Data about app and page elements:
****

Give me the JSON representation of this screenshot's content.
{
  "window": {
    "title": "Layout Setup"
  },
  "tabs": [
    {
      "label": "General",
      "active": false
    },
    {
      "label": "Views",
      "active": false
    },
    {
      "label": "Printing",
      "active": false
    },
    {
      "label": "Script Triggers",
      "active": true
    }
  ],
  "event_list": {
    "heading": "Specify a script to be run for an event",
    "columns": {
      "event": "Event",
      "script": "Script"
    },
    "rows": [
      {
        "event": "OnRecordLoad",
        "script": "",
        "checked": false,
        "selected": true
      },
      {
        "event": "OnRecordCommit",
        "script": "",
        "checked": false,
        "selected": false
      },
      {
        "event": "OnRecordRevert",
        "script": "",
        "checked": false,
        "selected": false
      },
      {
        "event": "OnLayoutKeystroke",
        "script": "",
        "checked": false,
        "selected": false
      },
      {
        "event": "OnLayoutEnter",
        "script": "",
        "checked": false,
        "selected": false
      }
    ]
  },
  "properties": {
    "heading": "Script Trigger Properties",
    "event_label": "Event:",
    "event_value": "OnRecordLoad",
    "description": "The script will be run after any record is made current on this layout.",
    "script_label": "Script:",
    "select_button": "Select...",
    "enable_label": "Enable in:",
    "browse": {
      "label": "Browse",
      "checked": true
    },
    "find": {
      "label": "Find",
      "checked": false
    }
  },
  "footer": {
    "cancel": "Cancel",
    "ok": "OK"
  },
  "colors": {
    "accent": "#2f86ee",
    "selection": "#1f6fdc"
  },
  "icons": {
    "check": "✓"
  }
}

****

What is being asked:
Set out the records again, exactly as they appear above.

Answer to the exercise:
Give me the JSON representation of this screenshot's content.
{
  "window": {
    "title": "Layout Setup"
  },
  "tabs": [
    {
      "label": "General",
      "active": false
    },
    {
      "label": "Views",
      "active": false
    },
    {
      "label": "Printing",
      "active": false
    },
    {
      "label": "Script Triggers",
      "active": true
    }
  ],
  "event_list": {
    "heading": "Specify a script to be run for an event",
    "columns": {
      "event": "Event",
      "script": "Script"
    },
    "rows": [
      {
        "event": "OnRecordLoad",
        "script": "",
        "checked": false,
        "selected": true
      },
      {
        "event": "OnRecordCommit",
        "script": "",
        "checked": false,
        "selected": false
      },
      {
        "event": "OnRecordRevert",
        "script": "",
        "checked": false,
        "selected": false
      },
      {
        "event": "OnLayoutKeystroke",
        "script": "",
        "checked": false,
        "selected": false
      },
      {
        "event": "OnLayoutEnter",
        "script": "",
        "checked": false,
        "selected": false
      }
    ]
  },
  "properties": {
    "heading": "Script Trigger Properties",
    "event_label": "Event:",
    "event_value": "OnRecordLoad",
    "description": "The script will be run after any record is made current on this layout.",
    "script_label": "Script:",
    "select_button": "Select...",
    "enable_label": "Enable in:",
    "browse": {
      "label": "Browse",
      "checked": true
    },
    "find": {
      "label": "Find",
      "checked": false
    }
  },
  "footer": {
    "cancel": "Cancel",
    "ok": "OK"
  },
  "colors": {
    "accent": "#2f86ee",
    "selection": "#1f6fdc"
  },
  "icons": {
    "check": "✓"
  }
}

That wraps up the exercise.